[Web page and app entries]
-*-

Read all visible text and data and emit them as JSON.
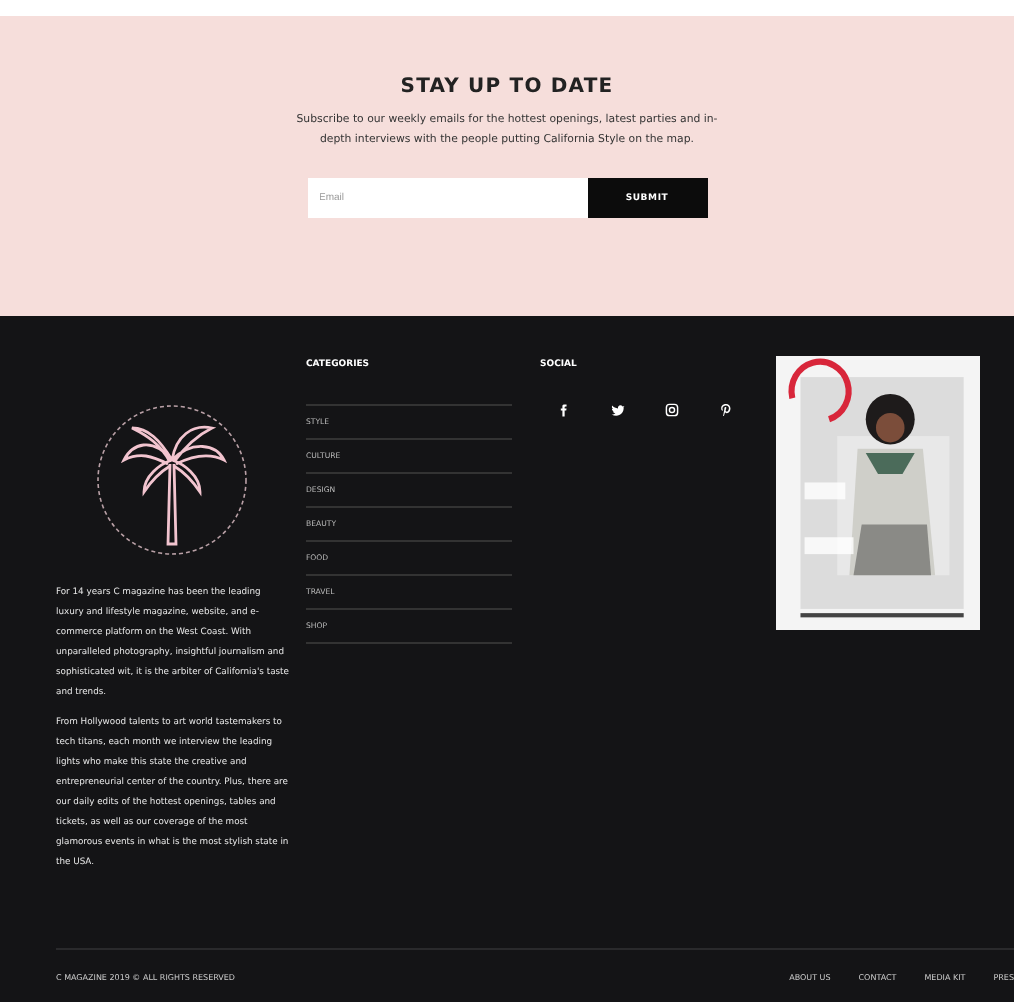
{
  "newsletter": {
    "title": "STAY UP TO DATE",
    "text": "Subscribe to our weekly emails for the hottest openings, latest parties and in-depth interviews with the people putting California Style on the map.",
    "email": {
      "placeholder": "Email"
    },
    "submit": "SUBMIT"
  },
  "about": {
    "paragraphs": [
      "For 14 years C magazine has been the leading luxury and lifestyle magazine, website, and e-commerce platform on the West Coast. With unparalleled photography, insightful journalism and sophisticated wit, it is the arbiter of California's taste and trends.",
      "From Hollywood talents to art world tastemakers to tech titans, each month we interview the leading lights who make this state the creative and entrepreneurial center of the country. Plus, there are our daily edits of the hottest openings, tables and tickets, as well as our coverage of the most glamorous events in what is the most stylish state in the USA."
    ]
  },
  "categories": {
    "title": "CATEGORIES",
    "items": [
      "STYLE",
      "CULTURE",
      "DESIGN",
      "BEAUTY",
      "FOOD",
      "TRAVEL",
      "SHOP"
    ]
  },
  "social": {
    "title": "SOCIAL",
    "icons": [
      {
        "kind": "facebook"
      },
      {
        "kind": "twitter"
      },
      {
        "kind": "instagram"
      },
      {
        "kind": "pinterest"
      }
    ]
  },
  "footer": {
    "copyright": "C MAGAZINE 2019 © ALL RIGHTS RESERVED",
    "links": [
      "ABOUT US",
      "CONTACT",
      "MEDIA KIT",
      "PRES"
    ]
  }
}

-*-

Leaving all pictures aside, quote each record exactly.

OUTPUT BELOW
Read all visible text and data and emit them as JSON.
{
  "newsletter": {
    "title": "STAY UP TO DATE",
    "text": "Subscribe to our weekly emails for the hottest openings, latest parties and in-depth interviews with the people putting California Style on the map.",
    "email": {
      "placeholder": "Email"
    },
    "submit": "SUBMIT"
  },
  "about": {
    "paragraphs": [
      "For 14 years C magazine has been the leading luxury and lifestyle magazine, website, and e-commerce platform on the West Coast. With unparalleled photography, insightful journalism and sophisticated wit, it is the arbiter of California's taste and trends.",
      "From Hollywood talents to art world tastemakers to tech titans, each month we interview the leading lights who make this state the creative and entrepreneurial center of the country. Plus, there are our daily edits of the hottest openings, tables and tickets, as well as our coverage of the most glamorous events in what is the most stylish state in the USA."
    ]
  },
  "categories": {
    "title": "CATEGORIES",
    "items": [
      "STYLE",
      "CULTURE",
      "DESIGN",
      "BEAUTY",
      "FOOD",
      "TRAVEL",
      "SHOP"
    ]
  },
  "social": {
    "title": "SOCIAL",
    "icons": [
      {
        "kind": "facebook"
      },
      {
        "kind": "twitter"
      },
      {
        "kind": "instagram"
      },
      {
        "kind": "pinterest"
      }
    ]
  },
  "footer": {
    "copyright": "C MAGAZINE 2019 © ALL RIGHTS RESERVED",
    "links": [
      "ABOUT US",
      "CONTACT",
      "MEDIA KIT",
      "PRES"
    ]
  }
}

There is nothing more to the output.